▶ Problem to work on: The records below are to be returned exactly as written, minus their pictures.

▶ Data to examine:
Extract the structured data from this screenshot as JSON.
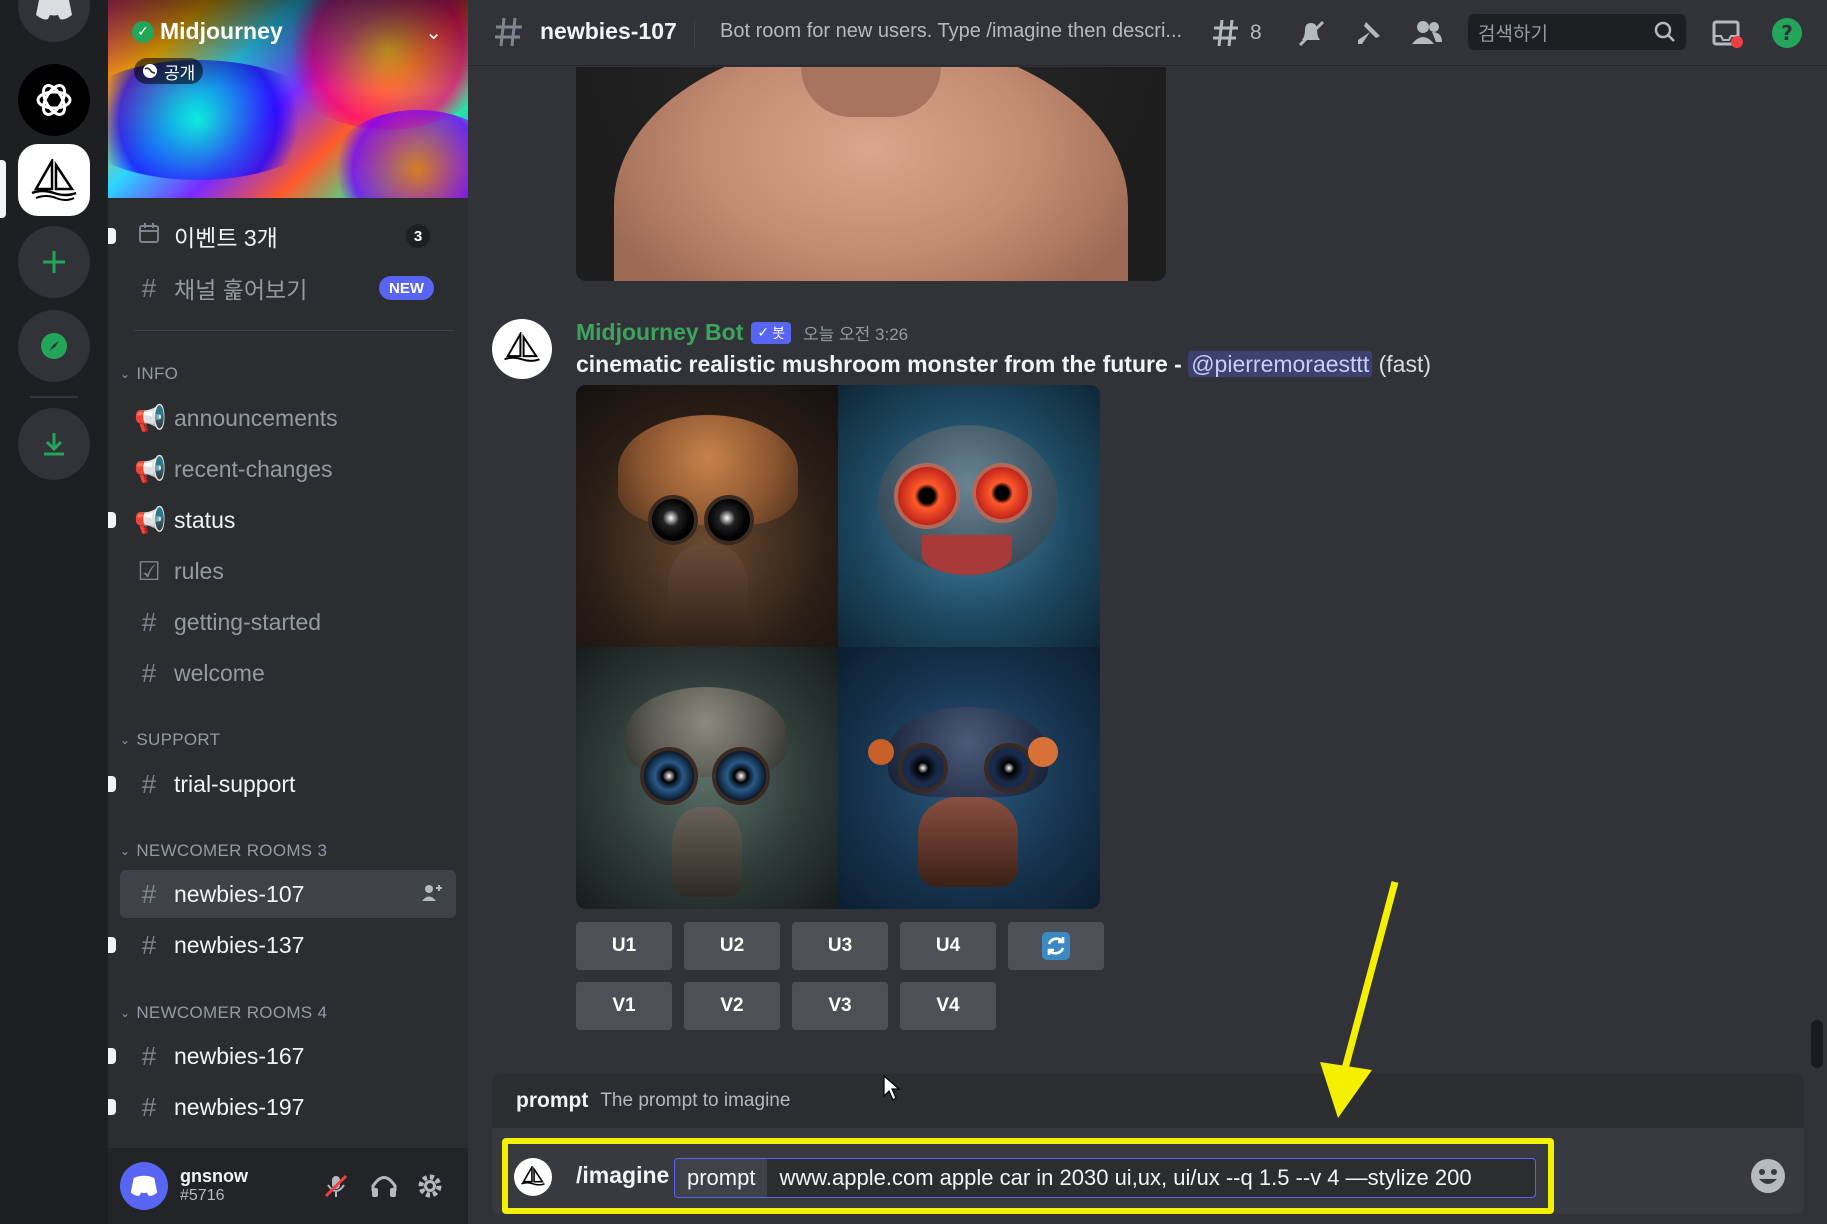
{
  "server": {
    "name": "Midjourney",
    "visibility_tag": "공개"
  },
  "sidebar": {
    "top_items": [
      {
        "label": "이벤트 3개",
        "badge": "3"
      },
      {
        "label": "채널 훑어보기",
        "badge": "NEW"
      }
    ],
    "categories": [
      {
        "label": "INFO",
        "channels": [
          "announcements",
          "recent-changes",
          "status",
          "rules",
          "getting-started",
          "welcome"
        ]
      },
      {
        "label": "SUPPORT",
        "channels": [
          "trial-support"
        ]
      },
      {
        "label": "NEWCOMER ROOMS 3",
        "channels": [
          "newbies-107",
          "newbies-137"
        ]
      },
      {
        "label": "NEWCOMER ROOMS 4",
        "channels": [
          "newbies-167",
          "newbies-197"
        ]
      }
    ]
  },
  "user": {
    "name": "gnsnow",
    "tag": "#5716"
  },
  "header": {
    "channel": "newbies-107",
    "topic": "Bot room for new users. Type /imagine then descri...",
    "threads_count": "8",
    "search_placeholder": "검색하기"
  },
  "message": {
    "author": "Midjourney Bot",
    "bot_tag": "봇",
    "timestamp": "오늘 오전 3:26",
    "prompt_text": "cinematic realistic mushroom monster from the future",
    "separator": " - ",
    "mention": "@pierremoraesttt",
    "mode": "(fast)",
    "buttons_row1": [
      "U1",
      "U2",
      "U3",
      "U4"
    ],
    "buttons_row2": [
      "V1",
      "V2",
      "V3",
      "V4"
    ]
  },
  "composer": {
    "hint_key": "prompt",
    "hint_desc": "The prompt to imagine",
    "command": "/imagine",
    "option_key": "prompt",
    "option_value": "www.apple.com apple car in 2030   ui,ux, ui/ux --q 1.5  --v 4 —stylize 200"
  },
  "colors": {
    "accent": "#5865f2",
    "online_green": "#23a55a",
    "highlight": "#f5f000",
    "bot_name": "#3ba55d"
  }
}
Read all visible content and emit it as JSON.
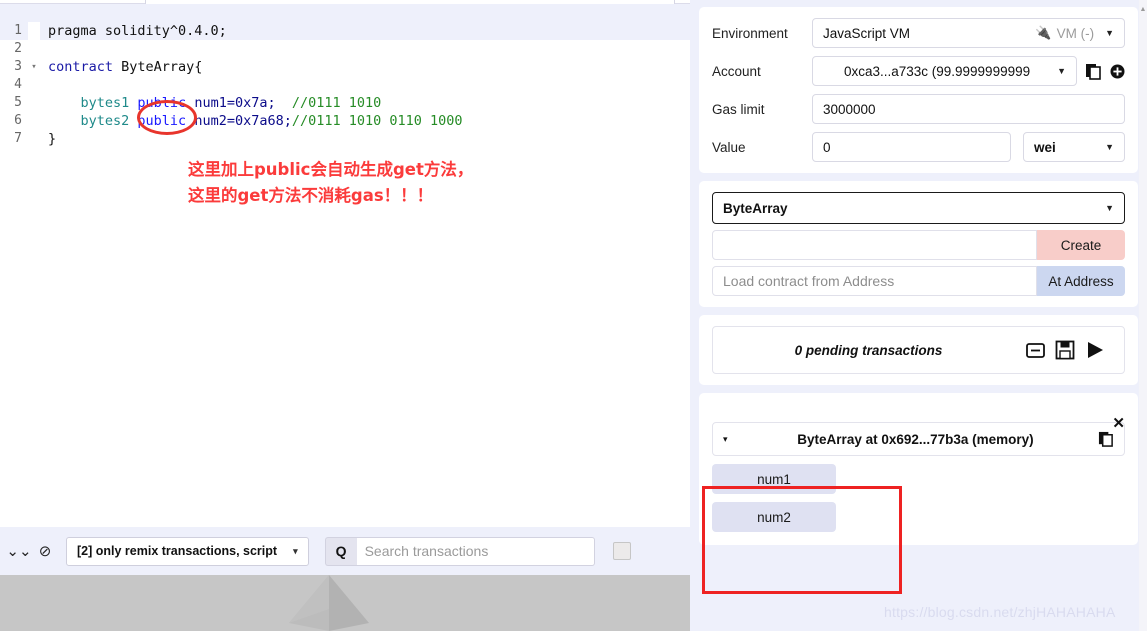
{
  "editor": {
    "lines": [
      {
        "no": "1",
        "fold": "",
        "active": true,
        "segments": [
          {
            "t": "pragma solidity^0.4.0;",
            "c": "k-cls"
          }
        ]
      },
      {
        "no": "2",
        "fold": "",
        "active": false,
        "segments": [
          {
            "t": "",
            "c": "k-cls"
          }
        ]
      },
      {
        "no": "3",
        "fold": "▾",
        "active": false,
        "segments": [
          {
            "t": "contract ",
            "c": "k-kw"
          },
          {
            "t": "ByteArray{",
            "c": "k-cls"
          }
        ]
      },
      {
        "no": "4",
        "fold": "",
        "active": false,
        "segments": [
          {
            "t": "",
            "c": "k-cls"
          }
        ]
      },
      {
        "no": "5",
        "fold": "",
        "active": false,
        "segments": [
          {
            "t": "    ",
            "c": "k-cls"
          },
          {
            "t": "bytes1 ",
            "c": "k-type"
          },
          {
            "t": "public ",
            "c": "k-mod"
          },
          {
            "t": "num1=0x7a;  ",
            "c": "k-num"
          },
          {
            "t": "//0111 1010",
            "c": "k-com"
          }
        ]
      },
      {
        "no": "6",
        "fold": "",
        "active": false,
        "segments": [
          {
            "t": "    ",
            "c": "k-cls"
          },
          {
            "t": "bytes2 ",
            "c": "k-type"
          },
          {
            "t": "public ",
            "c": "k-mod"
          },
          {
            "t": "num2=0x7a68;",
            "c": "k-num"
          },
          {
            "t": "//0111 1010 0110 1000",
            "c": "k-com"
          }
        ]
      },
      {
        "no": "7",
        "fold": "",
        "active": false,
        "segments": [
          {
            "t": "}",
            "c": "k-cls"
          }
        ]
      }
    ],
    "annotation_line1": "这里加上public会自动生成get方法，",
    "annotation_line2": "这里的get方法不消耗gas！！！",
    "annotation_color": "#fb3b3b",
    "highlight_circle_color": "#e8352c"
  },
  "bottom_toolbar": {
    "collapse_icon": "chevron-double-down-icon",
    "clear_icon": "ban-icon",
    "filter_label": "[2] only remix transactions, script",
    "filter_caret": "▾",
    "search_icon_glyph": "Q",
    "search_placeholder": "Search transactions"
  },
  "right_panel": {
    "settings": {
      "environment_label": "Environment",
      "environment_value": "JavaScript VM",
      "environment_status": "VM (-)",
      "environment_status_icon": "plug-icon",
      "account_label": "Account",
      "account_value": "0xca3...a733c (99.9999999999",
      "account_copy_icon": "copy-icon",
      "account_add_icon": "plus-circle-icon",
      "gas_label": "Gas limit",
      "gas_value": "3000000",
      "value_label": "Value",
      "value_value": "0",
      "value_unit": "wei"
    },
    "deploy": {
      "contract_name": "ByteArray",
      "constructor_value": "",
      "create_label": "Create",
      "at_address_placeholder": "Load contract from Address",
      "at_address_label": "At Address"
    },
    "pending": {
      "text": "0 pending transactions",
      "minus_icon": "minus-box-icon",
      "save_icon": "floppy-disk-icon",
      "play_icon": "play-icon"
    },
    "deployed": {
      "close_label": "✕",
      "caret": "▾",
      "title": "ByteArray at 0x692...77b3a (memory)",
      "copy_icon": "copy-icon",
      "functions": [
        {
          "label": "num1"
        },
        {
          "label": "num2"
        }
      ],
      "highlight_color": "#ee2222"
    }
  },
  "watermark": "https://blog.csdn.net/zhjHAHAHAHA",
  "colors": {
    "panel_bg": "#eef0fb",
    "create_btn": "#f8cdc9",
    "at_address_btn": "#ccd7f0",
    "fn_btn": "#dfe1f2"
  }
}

▶ Solution below:
Extract the structured data from this screenshot as JSON.
{
  "server": {
    "name": "Midjourney",
    "visibility_tag": "공개"
  },
  "sidebar": {
    "top_items": [
      {
        "label": "이벤트 3개",
        "badge": "3"
      },
      {
        "label": "채널 훑어보기",
        "badge": "NEW"
      }
    ],
    "categories": [
      {
        "label": "INFO",
        "channels": [
          "announcements",
          "recent-changes",
          "status",
          "rules",
          "getting-started",
          "welcome"
        ]
      },
      {
        "label": "SUPPORT",
        "channels": [
          "trial-support"
        ]
      },
      {
        "label": "NEWCOMER ROOMS 3",
        "channels": [
          "newbies-107",
          "newbies-137"
        ]
      },
      {
        "label": "NEWCOMER ROOMS 4",
        "channels": [
          "newbies-167",
          "newbies-197"
        ]
      }
    ]
  },
  "user": {
    "name": "gnsnow",
    "tag": "#5716"
  },
  "header": {
    "channel": "newbies-107",
    "topic": "Bot room for new users. Type /imagine then descri...",
    "threads_count": "8",
    "search_placeholder": "검색하기"
  },
  "message": {
    "author": "Midjourney Bot",
    "bot_tag": "봇",
    "timestamp": "오늘 오전 3:26",
    "prompt_text": "cinematic realistic mushroom monster from the future",
    "separator": " - ",
    "mention": "@pierremoraesttt",
    "mode": "(fast)",
    "buttons_row1": [
      "U1",
      "U2",
      "U3",
      "U4"
    ],
    "buttons_row2": [
      "V1",
      "V2",
      "V3",
      "V4"
    ]
  },
  "composer": {
    "hint_key": "prompt",
    "hint_desc": "The prompt to imagine",
    "command": "/imagine",
    "option_key": "prompt",
    "option_value": "www.apple.com apple car in 2030   ui,ux, ui/ux --q 1.5  --v 4 —stylize 200"
  },
  "colors": {
    "accent": "#5865f2",
    "online_green": "#23a55a",
    "highlight": "#f5f000",
    "bot_name": "#3ba55d"
  }
}
Read all visible content and emit it as JSON.
{
  "editor": {
    "lines": [
      {
        "no": "1",
        "fold": "",
        "active": true,
        "segments": [
          {
            "t": "pragma solidity^0.4.0;",
            "c": "k-cls"
          }
        ]
      },
      {
        "no": "2",
        "fold": "",
        "active": false,
        "segments": [
          {
            "t": "",
            "c": "k-cls"
          }
        ]
      },
      {
        "no": "3",
        "fold": "▾",
        "active": false,
        "segments": [
          {
            "t": "contract ",
            "c": "k-kw"
          },
          {
            "t": "ByteArray{",
            "c": "k-cls"
          }
        ]
      },
      {
        "no": "4",
        "fold": "",
        "active": false,
        "segments": [
          {
            "t": "",
            "c": "k-cls"
          }
        ]
      },
      {
        "no": "5",
        "fold": "",
        "active": false,
        "segments": [
          {
            "t": "    ",
            "c": "k-cls"
          },
          {
            "t": "bytes1 ",
            "c": "k-type"
          },
          {
            "t": "public ",
            "c": "k-mod"
          },
          {
            "t": "num1=0x7a;  ",
            "c": "k-num"
          },
          {
            "t": "//0111 1010",
            "c": "k-com"
          }
        ]
      },
      {
        "no": "6",
        "fold": "",
        "active": false,
        "segments": [
          {
            "t": "    ",
            "c": "k-cls"
          },
          {
            "t": "bytes2 ",
            "c": "k-type"
          },
          {
            "t": "public ",
            "c": "k-mod"
          },
          {
            "t": "num2=0x7a68;",
            "c": "k-num"
          },
          {
            "t": "//0111 1010 0110 1000",
            "c": "k-com"
          }
        ]
      },
      {
        "no": "7",
        "fold": "",
        "active": false,
        "segments": [
          {
            "t": "}",
            "c": "k-cls"
          }
        ]
      }
    ],
    "annotation_line1": "这里加上public会自动生成get方法，",
    "annotation_line2": "这里的get方法不消耗gas！！！",
    "annotation_color": "#fb3b3b",
    "highlight_circle_color": "#e8352c"
  },
  "bottom_toolbar": {
    "collapse_icon": "chevron-double-down-icon",
    "clear_icon": "ban-icon",
    "filter_label": "[2] only remix transactions, script",
    "filter_caret": "▾",
    "search_icon_glyph": "Q",
    "search_placeholder": "Search transactions"
  },
  "right_panel": {
    "settings": {
      "environment_label": "Environment",
      "environment_value": "JavaScript VM",
      "environment_status": "VM (-)",
      "environment_status_icon": "plug-icon",
      "account_label": "Account",
      "account_value": "0xca3...a733c (99.9999999999",
      "account_copy_icon": "copy-icon",
      "account_add_icon": "plus-circle-icon",
      "gas_label": "Gas limit",
      "gas_value": "3000000",
      "value_label": "Value",
      "value_value": "0",
      "value_unit": "wei"
    },
    "deploy": {
      "contract_name": "ByteArray",
      "constructor_value": "",
      "create_label": "Create",
      "at_address_placeholder": "Load contract from Address",
      "at_address_label": "At Address"
    },
    "pending": {
      "text": "0 pending transactions",
      "minus_icon": "minus-box-icon",
      "save_icon": "floppy-disk-icon",
      "play_icon": "play-icon"
    },
    "deployed": {
      "close_label": "✕",
      "caret": "▾",
      "title": "ByteArray at 0x692...77b3a (memory)",
      "copy_icon": "copy-icon",
      "functions": [
        {
          "label": "num1"
        },
        {
          "label": "num2"
        }
      ],
      "highlight_color": "#ee2222"
    }
  },
  "watermark": "https://blog.csdn.net/zhjHAHAHAHA",
  "colors": {
    "panel_bg": "#eef0fb",
    "create_btn": "#f8cdc9",
    "at_address_btn": "#ccd7f0",
    "fn_btn": "#dfe1f2"
  }
}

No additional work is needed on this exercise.